→ **EXERCISE INSTRUCTIONS**: The answer must consist of every line below containing "Previsiones".

→ **Dataset rows describing interfaces**:
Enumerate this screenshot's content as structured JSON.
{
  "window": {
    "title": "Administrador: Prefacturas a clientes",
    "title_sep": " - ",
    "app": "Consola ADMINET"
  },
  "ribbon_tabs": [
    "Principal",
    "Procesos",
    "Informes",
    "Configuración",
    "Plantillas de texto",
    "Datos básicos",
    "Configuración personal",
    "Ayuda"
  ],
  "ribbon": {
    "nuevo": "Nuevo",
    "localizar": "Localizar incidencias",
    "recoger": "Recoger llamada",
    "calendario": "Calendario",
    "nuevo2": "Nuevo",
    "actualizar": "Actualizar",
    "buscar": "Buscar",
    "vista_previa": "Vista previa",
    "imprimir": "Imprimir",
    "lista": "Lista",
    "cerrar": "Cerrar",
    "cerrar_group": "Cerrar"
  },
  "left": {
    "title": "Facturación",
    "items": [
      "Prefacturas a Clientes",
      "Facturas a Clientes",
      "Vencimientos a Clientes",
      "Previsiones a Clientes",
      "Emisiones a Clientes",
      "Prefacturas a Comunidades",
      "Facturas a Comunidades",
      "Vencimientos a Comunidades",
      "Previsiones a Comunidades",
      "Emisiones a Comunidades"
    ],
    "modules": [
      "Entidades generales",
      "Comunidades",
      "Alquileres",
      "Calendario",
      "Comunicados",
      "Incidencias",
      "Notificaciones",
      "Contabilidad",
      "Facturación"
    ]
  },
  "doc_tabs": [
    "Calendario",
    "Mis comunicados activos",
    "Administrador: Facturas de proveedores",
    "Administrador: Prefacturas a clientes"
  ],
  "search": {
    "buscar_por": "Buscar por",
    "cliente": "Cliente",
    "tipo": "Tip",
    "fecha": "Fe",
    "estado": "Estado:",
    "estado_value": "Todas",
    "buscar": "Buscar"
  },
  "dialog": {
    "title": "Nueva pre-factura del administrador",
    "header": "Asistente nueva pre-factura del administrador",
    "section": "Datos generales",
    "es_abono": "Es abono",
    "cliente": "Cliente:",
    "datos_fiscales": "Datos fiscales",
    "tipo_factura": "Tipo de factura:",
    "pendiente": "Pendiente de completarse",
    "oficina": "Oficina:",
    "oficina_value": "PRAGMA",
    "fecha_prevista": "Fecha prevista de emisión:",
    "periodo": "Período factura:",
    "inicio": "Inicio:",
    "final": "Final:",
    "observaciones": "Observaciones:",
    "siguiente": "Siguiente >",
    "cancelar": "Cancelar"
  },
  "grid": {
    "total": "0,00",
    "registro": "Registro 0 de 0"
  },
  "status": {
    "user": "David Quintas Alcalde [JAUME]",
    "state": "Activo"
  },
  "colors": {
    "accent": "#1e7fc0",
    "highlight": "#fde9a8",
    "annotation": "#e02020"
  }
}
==
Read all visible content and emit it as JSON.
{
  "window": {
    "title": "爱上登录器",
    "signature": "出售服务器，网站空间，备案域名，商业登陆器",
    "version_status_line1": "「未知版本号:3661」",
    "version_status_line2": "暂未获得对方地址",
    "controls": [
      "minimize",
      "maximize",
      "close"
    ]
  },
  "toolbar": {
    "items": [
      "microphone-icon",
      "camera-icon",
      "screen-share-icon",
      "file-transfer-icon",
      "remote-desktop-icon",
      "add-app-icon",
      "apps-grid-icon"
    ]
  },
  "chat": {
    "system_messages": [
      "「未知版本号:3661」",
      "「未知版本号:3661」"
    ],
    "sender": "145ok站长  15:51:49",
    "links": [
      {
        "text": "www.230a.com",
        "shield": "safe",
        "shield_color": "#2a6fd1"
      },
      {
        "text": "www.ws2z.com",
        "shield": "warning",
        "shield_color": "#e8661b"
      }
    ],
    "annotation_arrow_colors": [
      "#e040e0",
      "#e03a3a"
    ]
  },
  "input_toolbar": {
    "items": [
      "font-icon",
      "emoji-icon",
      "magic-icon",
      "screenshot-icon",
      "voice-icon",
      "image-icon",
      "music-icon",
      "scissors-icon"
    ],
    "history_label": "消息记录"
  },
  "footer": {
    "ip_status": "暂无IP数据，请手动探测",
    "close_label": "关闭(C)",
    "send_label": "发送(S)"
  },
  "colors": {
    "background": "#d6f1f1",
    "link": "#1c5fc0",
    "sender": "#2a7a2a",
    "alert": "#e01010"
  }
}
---
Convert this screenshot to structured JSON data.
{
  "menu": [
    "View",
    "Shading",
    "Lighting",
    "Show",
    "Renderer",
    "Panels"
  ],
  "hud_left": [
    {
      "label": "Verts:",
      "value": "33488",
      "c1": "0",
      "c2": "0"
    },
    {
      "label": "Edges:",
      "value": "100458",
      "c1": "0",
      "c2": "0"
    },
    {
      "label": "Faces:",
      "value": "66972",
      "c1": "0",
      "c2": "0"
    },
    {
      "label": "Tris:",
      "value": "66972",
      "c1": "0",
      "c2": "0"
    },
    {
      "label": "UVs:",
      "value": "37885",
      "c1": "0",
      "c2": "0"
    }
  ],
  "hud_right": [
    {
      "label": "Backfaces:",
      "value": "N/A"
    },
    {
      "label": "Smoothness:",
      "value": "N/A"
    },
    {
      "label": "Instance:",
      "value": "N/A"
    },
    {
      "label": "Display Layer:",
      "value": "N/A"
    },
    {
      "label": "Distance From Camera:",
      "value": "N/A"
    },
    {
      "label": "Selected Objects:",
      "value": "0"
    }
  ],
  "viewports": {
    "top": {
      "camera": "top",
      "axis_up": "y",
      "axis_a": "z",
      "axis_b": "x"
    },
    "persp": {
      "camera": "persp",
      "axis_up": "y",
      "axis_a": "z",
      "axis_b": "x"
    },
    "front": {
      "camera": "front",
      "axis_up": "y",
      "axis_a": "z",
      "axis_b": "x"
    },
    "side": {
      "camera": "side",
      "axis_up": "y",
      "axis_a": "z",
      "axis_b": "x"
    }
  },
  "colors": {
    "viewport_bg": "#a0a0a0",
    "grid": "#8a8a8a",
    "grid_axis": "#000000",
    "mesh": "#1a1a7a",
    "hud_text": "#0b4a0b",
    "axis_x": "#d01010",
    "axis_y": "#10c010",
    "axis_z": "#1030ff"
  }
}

→ **EXERCISE RESULT**:
      "Previsiones a Clientes",
      "Previsiones a Comunidades",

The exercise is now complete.